> WHAT YOU HAVE TO DO:
Please write each record out again word for word.

> LISTED RECORDS:
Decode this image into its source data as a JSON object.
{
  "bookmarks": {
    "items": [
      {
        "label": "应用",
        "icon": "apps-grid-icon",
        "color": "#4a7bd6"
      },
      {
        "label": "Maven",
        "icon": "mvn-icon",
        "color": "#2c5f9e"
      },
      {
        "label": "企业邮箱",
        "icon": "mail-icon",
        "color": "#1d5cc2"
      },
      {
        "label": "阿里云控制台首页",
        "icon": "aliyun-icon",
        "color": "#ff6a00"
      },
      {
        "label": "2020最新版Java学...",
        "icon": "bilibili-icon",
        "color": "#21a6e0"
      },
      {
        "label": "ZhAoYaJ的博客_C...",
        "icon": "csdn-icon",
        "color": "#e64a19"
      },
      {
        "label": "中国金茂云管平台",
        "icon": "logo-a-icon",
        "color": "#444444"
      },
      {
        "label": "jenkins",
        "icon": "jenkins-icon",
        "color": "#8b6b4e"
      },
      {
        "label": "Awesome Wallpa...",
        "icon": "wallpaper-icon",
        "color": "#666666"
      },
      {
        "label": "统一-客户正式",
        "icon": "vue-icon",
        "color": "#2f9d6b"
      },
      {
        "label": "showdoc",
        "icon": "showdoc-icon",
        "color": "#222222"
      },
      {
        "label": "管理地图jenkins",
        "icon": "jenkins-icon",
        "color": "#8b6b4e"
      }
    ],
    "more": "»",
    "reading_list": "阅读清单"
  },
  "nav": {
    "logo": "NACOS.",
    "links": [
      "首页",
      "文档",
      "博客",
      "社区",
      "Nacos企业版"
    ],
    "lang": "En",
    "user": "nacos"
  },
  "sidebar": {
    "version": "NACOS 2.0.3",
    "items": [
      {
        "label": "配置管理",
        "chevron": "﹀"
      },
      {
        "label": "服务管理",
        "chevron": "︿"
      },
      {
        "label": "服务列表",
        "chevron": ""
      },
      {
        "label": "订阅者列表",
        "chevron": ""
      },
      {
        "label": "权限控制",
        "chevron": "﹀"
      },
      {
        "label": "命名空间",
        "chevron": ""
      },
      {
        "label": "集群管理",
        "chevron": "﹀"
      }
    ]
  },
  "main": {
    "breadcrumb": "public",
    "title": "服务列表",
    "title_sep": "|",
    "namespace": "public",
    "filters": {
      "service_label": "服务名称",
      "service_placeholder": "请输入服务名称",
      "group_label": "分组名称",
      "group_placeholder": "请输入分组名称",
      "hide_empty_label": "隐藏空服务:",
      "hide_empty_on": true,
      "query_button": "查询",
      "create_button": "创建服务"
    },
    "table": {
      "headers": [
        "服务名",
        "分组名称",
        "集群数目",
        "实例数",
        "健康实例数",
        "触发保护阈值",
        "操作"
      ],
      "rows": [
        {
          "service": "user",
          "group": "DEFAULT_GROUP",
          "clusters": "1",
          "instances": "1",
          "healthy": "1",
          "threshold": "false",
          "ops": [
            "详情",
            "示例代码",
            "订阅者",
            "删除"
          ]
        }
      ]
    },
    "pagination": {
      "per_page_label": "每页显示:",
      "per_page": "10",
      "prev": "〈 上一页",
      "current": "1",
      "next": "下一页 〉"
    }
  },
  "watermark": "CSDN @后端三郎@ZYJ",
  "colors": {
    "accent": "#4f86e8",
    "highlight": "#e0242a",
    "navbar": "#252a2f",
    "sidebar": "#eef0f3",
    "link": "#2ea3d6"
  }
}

> COMPLETED EXERCISE:
Decode this image into its source data as a JSON object.
{
  "bookmarks": {
    "items": [
      {
        "label": "应用",
        "icon": "apps-grid-icon",
        "color": "#4a7bd6"
      },
      {
        "label": "Maven",
        "icon": "mvn-icon",
        "color": "#2c5f9e"
      },
      {
        "label": "企业邮箱",
        "icon": "mail-icon",
        "color": "#1d5cc2"
      },
      {
        "label": "阿里云控制台首页",
        "icon": "aliyun-icon",
        "color": "#ff6a00"
      },
      {
        "label": "2020最新版Java学...",
        "icon": "bilibili-icon",
        "color": "#21a6e0"
      },
      {
        "label": "ZhAoYaJ的博客_C...",
        "icon": "csdn-icon",
        "color": "#e64a19"
      },
      {
        "label": "中国金茂云管平台",
        "icon": "logo-a-icon",
        "color": "#444444"
      },
      {
        "label": "jenkins",
        "icon": "jenkins-icon",
        "color": "#8b6b4e"
      },
      {
        "label": "Awesome Wallpa...",
        "icon": "wallpaper-icon",
        "color": "#666666"
      },
      {
        "label": "统一-客户正式",
        "icon": "vue-icon",
        "color": "#2f9d6b"
      },
      {
        "label": "showdoc",
        "icon": "showdoc-icon",
        "color": "#222222"
      },
      {
        "label": "管理地图jenkins",
        "icon": "jenkins-icon",
        "color": "#8b6b4e"
      }
    ],
    "more": "»",
    "reading_list": "阅读清单"
  },
  "nav": {
    "logo": "NACOS.",
    "links": [
      "首页",
      "文档",
      "博客",
      "社区",
      "Nacos企业版"
    ],
    "lang": "En",
    "user": "nacos"
  },
  "sidebar": {
    "version": "NACOS 2.0.3",
    "items": [
      {
        "label": "配置管理",
        "chevron": "﹀"
      },
      {
        "label": "服务管理",
        "chevron": "︿"
      },
      {
        "label": "服务列表",
        "chevron": ""
      },
      {
        "label": "订阅者列表",
        "chevron": ""
      },
      {
        "label": "权限控制",
        "chevron": "﹀"
      },
      {
        "label": "命名空间",
        "chevron": ""
      },
      {
        "label": "集群管理",
        "chevron": "﹀"
      }
    ]
  },
  "main": {
    "breadcrumb": "public",
    "title": "服务列表",
    "title_sep": "|",
    "namespace": "public",
    "filters": {
      "service_label": "服务名称",
      "service_placeholder": "请输入服务名称",
      "group_label": "分组名称",
      "group_placeholder": "请输入分组名称",
      "hide_empty_label": "隐藏空服务:",
      "hide_empty_on": true,
      "query_button": "查询",
      "create_button": "创建服务"
    },
    "table": {
      "headers": [
        "服务名",
        "分组名称",
        "集群数目",
        "实例数",
        "健康实例数",
        "触发保护阈值",
        "操作"
      ],
      "rows": [
        {
          "service": "user",
          "group": "DEFAULT_GROUP",
          "clusters": "1",
          "instances": "1",
          "healthy": "1",
          "threshold": "false",
          "ops": [
            "详情",
            "示例代码",
            "订阅者",
            "删除"
          ]
        }
      ]
    },
    "pagination": {
      "per_page_label": "每页显示:",
      "per_page": "10",
      "prev": "〈 上一页",
      "current": "1",
      "next": "下一页 〉"
    }
  },
  "watermark": "CSDN @后端三郎@ZYJ",
  "colors": {
    "accent": "#4f86e8",
    "highlight": "#e0242a",
    "navbar": "#252a2f",
    "sidebar": "#eef0f3",
    "link": "#2ea3d6"
  }
}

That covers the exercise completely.